“The pope is not the supreme master– since the time of Gregory the Great, he has been known as “Servant of the servants of God” but (as I like saying) he ought to be the guarantor of obedience, of the conformity of the Church to the will of God, excluding any arbitrary act of his own. The pope cannot say: I am the Church, or I am tradition, but on the contrary, he has precise restrictions and incarnates the obligation of the Church to conform to the word of God. If temptations arise in the Church to do things differently, to choose a softer more comfortable way, he has to ask himself if it is licit. The pope is therefore not an authority that can give life to another Church, rather he is a barricade against arbitrary acts.”
Elsewhere Cardinal Ratzinger illustrated the connection between Tradition, the role of the papacy, and the exercise of the papacy:

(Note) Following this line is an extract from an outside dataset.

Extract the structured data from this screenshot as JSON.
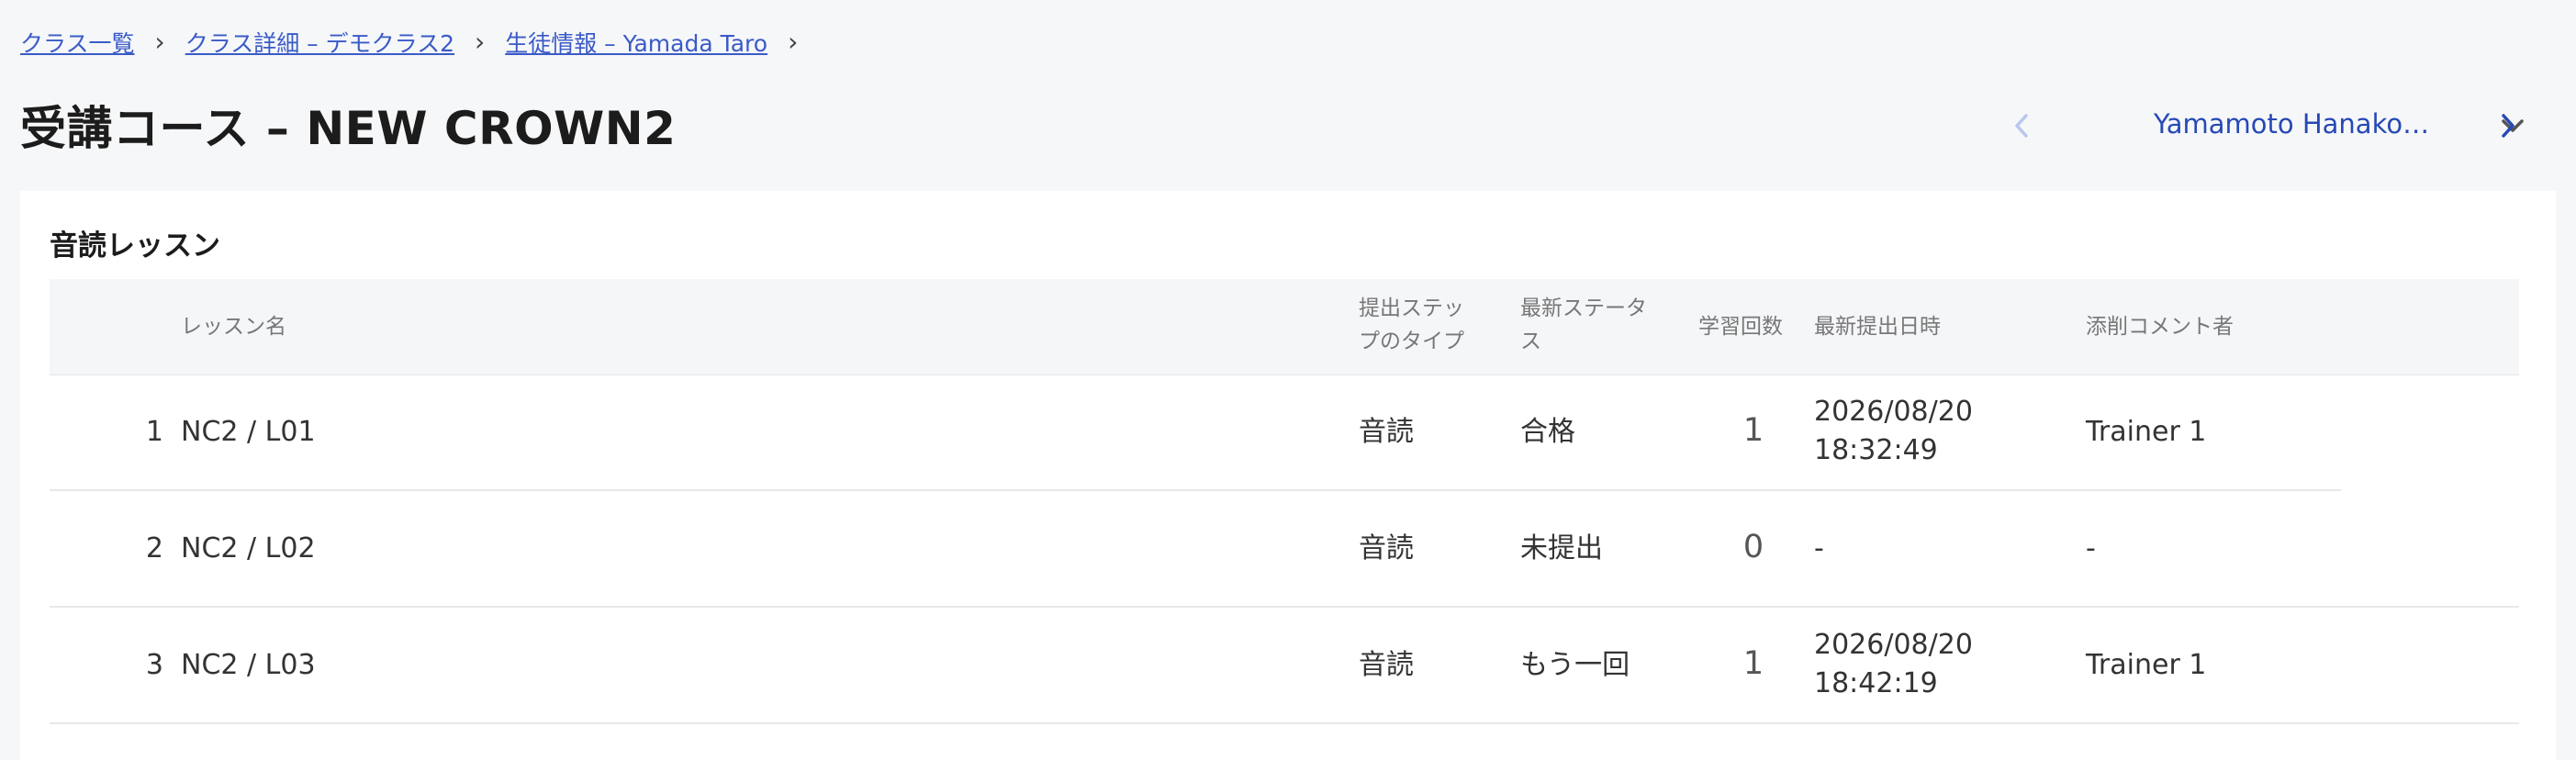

“From my own personal point of view I should like to give further particular emphasis to some of the criteria for liturgical renewal thus briefly indicated. I will begin with those last two main criteria. It seems to me most important that the Catechism, in mentioning the limitation of the powers of the supreme authority in the Church with regard to reform, recalls to mind what is the essence of the primacy as outlined by the First and Second Vatican Councils: The pope is not an absolute monarch whose will is law; rather, he is the guardian of the authentic Tradition and, thereby, the premier guarantor of obedience. He cannot do as he likes, and he is thereby able to oppose those people who, for their part, want to do whatever comes into their head. His rule is not that of arbitrary power, but that of obedience in faith. That is why, with respect to the Liturgy, he has the task of a gardener, not that of a technician who builds new machines and throws the old ones on the junk-pile. The “rite”, that form of celebration and prayer which has ripened in the faith and the life of the Church, is a condensed form of living Tradition in which the sphere using that rite expresses the whole of its faith and its prayer, and thus at the same time the fellowship of generations one with another becomes something we can experience, fellowship with the people who pray before us and after us. Thus the rite is something of benefit that is given to the Church, a living form of paradosis, the handing-on of Tradition.” (Cardinal Ratzinger, Preface to The Organic Development of the Liturgy by Alcuin Reid)
In his book, The Spirit of the Liturgy, Cardinal Joseph Ratzinger wrote:
“After the Second Vatican Council, the impression arose that the pope really could do anything in liturgical matters, especially if he were acting on the mandate of an ecumenical council. Eventually, the idea of the givenness of the liturgy, the fact that one cannot do with it what one will, faded from the public consciousness of the West. In fact, the First Vatican Council had in no way defined the pope as an absolute monarch. On the contrary, it presented him as the guarantor of obedience to the revealed Word. The pope’s authority is bound to the Tradition of faith, and that also applies to the liturgy. It is not “manufactured” by the authorities. Even the pope can only be a humble servant of its lawful development and abiding integrity and identity. . . . The authority of the pope is not unlimited; it is at the service of Sacred Tradition…”.